Fifth, Reagan probably would have fewer delusions about past policies. Having backed the Mujahedeen against the Soviet Union, he almost certainly would not have devoted American lives and money in a forlorn attempt to create a new liberal and centralized Afghanistan. Reagan certainly would have recognized that Iraq had turned into a disaster. As a fervent advocate of freedom, he likely would not have been surprised that local insurgents were willing to resist the world’s most powerful nation.
And while he would not have been impressed by the competence of President Barack Obama’s foreign policy team—who could be?—Reagan would realize that it was President George W. Bush who really squandered the Reagan legacy. Only when Bush shifted course, rejecting the unreflexive hawkishness of Richard Cheney and others, did he finally start exhibiting the sort of nuance which highlighted Reagan’s policies. That is a characteristic completely lacking in the current “bomb ‘em, invade ‘em, occupy ‘em” GOP crowd, other than Senator Rand Paul and, surprisingly, Donald Trump.
Ronald Reagan lived in a different time, so it isn’t easy to superimpose him on today’s Republican presidential race. But he almost certainly would not be advocating what leading conservatives now claim to be a Reaganesque policy. His competitors would be denouncing him as a wimpy appeaser, a naïf enthused with negotiation, a president far too reluctant to use America’s “superb military,” as Madeleine Albright charged of Colin Powell. The bloggers, columnists, talk‐radio hosts and Fox News would be piling on. And come the first primaries he’d likely end up as political road kill.
As Republicans correctly imagine, there is much we can learn from Ronald Reagan today.
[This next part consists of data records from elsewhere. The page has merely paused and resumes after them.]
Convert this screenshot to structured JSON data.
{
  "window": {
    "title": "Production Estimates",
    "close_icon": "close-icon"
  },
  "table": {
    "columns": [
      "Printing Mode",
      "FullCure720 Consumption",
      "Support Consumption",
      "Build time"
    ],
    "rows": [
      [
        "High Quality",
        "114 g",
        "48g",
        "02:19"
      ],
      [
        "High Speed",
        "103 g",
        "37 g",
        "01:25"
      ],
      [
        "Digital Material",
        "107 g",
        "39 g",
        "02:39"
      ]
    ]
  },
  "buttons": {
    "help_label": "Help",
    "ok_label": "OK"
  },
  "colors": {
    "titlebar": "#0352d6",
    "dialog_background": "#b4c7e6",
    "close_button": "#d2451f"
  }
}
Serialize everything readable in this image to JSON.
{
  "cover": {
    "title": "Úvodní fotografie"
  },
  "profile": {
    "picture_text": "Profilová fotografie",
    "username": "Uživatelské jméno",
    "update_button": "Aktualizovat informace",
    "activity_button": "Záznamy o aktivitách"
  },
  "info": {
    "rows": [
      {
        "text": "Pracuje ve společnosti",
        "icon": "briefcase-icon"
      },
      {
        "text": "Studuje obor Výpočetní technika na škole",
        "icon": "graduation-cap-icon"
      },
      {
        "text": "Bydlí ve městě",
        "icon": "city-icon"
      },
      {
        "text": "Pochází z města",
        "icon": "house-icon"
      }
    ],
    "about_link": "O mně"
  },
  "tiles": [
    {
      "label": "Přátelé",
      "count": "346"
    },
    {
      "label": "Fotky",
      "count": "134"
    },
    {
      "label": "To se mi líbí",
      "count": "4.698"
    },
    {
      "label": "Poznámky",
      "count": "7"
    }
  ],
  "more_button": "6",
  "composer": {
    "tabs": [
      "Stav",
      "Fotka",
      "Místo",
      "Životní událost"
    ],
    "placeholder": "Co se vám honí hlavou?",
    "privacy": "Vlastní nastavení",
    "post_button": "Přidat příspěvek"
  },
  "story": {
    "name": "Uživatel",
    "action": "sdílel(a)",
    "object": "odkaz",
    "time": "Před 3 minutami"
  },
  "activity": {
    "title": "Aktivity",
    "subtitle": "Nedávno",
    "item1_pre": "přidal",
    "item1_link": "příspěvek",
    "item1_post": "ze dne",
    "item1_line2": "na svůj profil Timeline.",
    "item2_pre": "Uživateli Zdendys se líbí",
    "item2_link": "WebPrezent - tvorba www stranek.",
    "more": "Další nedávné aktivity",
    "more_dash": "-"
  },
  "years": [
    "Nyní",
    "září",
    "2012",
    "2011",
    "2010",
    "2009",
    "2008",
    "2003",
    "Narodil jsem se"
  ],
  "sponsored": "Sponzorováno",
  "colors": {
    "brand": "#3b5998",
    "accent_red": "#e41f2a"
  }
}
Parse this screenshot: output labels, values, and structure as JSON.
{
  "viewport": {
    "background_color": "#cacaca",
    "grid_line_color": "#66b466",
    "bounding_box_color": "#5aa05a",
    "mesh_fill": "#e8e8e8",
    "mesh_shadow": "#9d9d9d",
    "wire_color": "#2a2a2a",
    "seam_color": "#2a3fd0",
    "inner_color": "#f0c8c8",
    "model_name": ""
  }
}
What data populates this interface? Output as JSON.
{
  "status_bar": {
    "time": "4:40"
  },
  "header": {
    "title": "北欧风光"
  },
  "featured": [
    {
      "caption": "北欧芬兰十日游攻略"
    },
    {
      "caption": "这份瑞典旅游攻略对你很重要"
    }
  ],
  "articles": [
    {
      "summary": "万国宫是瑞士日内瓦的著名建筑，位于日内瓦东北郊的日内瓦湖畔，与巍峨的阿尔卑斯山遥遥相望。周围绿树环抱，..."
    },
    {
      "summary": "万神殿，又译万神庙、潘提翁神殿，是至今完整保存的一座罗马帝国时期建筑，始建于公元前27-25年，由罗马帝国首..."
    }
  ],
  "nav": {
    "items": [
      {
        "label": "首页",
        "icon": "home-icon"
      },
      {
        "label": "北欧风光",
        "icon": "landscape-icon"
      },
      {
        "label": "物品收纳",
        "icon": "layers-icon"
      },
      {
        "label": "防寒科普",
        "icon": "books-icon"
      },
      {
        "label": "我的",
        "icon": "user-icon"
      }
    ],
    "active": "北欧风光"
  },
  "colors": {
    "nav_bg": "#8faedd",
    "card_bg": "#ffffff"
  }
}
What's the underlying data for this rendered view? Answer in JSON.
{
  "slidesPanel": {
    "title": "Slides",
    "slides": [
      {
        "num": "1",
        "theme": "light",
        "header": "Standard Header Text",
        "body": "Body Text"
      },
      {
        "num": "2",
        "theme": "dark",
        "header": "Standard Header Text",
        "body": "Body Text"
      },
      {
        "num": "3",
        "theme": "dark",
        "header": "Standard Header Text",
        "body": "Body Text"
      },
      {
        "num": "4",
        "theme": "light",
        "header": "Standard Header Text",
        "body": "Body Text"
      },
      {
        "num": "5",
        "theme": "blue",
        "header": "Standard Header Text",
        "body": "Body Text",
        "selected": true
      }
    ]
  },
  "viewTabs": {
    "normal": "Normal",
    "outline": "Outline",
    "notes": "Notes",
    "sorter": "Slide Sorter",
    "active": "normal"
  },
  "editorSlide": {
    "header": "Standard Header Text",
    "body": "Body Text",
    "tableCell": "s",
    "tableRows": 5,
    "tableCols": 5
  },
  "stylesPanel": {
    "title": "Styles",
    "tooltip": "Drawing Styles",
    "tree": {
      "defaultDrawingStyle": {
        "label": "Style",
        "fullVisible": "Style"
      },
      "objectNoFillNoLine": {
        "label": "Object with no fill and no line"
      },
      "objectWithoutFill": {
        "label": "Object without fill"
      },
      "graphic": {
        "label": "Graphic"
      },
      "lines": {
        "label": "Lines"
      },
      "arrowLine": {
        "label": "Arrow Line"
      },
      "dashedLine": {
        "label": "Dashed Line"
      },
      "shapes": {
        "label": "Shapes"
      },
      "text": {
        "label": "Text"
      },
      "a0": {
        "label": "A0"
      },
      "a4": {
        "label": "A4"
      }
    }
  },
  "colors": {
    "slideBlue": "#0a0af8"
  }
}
But most of the GOP presidential candidates wouldn’t like the lessons. Despite their pretensions, those who most claim to represent Reagan’s legacy are least like him.